Prior to the 4th CPC, the pay scales of the defence and civil services followed a similar pattern. This changed with the 4th CPC when an integrated running pay scale was introduced for all ranks from Second Lieutenant till Brigadier with an additional element of Rank Pay. The civil services of course remained in fixed scales as earlier.

The concept of Rank Pay blurred the comparison between the defence and civil officers and also created a problem in fixation of pay and pension that continues till day even three decades later, notwithstanding a Supreme Court verdict.

So much so, that the 6th CPC, on Pages 73 and 74 of its Report, presented a twisted comparison of civil and military scales wherein the Senior Time Scale (STS/Under Secretary to Govt of India) which was reflected with a Captain till the 3th CPC was suddenly shown at par with a Major after the introduction of the Rank Pay. It is yet another story that the 6th CPC created this imaginary comparison without the support or reference to any executive order which lowered the status of a Captain from the STS to below the STS, but with time this incorrect comparison was solidified. The after effect of the Rank Pay was also that while the 3rd CPC Civil Selection Grade Scale of 1650-1800 got placed in Pay Band-4 with Grade Pay 8700 by the 6th CPC, our Lt Col with the 3rd CPC Scale of 1750-1950 got placed in Pay Band-3 with Grade Pay 7600 (Later upgraded to Pay Band-4 with Grade Pay 8000). The same incorrect comparison has continued with the 7th CPC without removal of the earlier anomalies. More on this can be discerned from my following blogposts in the aftermath of the 6th CPC:

And it is not always the civil establishment that is to blame for the mess. Even we have continued to send mixed signals to the environment at large without sitting back and taking corrective measures. While we claim that Lt Cols are equivalent to Superintending Engineers, we at times post even Time Scale Full Colonels as Garrison Engineers which is a post tenable by Major-equivalent Executive Engineers from the civil side. While the appointment of Assistant Garrison Engineer is tenable by civil officers with Grade Pay of 4600 and 5400 (which is a Grade Pay enjoyed by a Subedar and Lieutenant respectively), we continue posting senior offices of the rank of Major to the same appointments. We have allowed officers of the Armed Forces HQ Civil Service of Joint Director rank (Grade Pay 7600) to be granted the “local” designation of Director while posted in the Services HQ while we post our own senior Lt Cols with Grade Pay 8000 as Joint Directors within the same Services HQ. This despite the fact that a Group of Ministers headed by the then Finance Minister, Mr Pranab Mukherjee had recorded that a Lt Col outranked a Deputy Secretary to Govt of India/Joint Director and therefore was to be paid more than the said grades after which the Pay Band for Lt Col was upgraded to Pay Band-4. Hence, over the years, we have ourselves solidified or accepted wrong equivalence and even an incorrect pay parity which continues to haunt us.

But while there is a requirement to strongly stand up for our rights without being servile and subservient, at another level, there is also a requirement to remain humble and not project ourselves as some holy superior beings who need to be treated differently by the society as if the world at large owes us something.
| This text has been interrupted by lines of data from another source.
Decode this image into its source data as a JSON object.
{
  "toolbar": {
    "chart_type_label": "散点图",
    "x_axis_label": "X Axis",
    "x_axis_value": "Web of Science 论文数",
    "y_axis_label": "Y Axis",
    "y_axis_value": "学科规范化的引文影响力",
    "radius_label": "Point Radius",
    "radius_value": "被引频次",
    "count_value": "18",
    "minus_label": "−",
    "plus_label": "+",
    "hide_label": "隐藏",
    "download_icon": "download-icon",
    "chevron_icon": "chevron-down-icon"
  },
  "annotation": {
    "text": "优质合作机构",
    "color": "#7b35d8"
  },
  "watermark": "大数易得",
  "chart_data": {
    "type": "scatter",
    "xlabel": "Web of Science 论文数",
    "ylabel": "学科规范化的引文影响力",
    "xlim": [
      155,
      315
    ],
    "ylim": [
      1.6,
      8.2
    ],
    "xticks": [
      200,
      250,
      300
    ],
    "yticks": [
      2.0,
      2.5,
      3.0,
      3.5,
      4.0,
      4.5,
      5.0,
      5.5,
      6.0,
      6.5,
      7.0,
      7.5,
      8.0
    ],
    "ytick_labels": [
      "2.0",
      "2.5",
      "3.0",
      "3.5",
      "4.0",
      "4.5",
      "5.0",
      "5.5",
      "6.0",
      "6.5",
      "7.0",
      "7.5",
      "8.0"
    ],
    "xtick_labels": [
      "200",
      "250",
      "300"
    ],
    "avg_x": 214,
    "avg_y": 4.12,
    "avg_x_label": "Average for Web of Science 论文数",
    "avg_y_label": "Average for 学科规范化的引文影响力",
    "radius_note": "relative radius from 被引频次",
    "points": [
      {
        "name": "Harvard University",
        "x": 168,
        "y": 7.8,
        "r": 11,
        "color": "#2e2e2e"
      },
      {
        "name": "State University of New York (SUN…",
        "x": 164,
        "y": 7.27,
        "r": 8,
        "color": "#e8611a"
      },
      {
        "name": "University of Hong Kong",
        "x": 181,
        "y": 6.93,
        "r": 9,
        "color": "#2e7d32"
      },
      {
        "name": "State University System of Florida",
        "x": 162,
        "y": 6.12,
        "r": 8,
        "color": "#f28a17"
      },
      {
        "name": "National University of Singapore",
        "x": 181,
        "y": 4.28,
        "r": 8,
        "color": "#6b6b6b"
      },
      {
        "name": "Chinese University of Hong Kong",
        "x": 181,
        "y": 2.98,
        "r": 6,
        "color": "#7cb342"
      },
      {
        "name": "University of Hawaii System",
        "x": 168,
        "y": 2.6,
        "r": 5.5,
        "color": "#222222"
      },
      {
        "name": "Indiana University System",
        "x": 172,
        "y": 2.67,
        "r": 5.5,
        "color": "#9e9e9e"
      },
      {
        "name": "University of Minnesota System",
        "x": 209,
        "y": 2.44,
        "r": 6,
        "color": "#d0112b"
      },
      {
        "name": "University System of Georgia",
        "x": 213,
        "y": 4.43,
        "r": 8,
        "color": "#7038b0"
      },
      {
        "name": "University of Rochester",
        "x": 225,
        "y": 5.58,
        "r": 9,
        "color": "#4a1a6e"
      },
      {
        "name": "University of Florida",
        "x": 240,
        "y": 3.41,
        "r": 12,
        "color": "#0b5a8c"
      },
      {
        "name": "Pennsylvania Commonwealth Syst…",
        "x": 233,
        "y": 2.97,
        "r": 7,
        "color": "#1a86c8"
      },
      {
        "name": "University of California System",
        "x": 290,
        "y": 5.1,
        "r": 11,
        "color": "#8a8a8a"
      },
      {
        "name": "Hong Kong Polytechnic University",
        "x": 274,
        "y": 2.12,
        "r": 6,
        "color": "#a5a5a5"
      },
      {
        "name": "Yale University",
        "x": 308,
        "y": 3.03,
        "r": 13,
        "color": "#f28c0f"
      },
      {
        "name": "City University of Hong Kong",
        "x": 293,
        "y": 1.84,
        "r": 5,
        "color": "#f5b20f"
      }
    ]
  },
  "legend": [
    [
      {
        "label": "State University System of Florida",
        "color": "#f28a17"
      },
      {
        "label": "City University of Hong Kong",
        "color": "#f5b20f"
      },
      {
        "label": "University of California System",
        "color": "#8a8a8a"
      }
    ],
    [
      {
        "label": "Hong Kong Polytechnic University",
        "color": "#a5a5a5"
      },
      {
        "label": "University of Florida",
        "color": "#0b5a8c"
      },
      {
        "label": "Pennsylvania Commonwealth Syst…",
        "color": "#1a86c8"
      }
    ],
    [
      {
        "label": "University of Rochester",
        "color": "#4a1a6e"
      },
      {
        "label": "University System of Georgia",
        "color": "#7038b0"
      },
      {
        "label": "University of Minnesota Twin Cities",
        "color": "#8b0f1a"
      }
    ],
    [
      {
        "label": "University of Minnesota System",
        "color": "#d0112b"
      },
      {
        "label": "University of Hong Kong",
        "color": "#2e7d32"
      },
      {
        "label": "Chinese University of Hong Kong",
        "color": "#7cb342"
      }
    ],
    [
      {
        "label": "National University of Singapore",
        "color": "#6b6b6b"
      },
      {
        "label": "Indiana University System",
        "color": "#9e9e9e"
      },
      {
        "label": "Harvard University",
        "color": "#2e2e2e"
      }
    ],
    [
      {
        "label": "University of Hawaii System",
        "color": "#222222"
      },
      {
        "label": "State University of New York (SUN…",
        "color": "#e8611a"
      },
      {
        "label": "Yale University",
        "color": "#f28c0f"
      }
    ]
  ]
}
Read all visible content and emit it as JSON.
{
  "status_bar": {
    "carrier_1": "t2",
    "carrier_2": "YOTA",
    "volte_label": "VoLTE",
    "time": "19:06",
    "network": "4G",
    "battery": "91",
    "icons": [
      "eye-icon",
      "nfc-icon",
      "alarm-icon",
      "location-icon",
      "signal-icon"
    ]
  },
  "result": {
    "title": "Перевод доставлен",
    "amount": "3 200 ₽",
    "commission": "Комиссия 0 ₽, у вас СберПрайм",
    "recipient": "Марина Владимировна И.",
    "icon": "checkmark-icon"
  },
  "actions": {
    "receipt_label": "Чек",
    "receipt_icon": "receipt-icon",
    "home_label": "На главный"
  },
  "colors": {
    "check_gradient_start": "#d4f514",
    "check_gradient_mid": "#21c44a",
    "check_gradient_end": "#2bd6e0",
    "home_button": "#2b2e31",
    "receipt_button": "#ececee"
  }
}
Had the defence services continued with the normal scales as applicable to other civil services officers, things would not have come to such a pass. It is always better to remain considerably close to the system of pay and allowances of other Government services rather than clamour for special dispensation. I also feel that at times there is any element of disrespect shown towards other professions by the serving and retired community which is counter-productive and which must be curtailed. Chain mails regarding the pay and allowances of the men and women in khaki is just one example of it. There has to be mutual trust, respect and understanding between various services and the military staff must also carry the civilian staff with them and treat them with due regard and attempt to resolve their genuine grievances wherever they are serving under defence officers. After all, everybody is serving the same flag and the same country!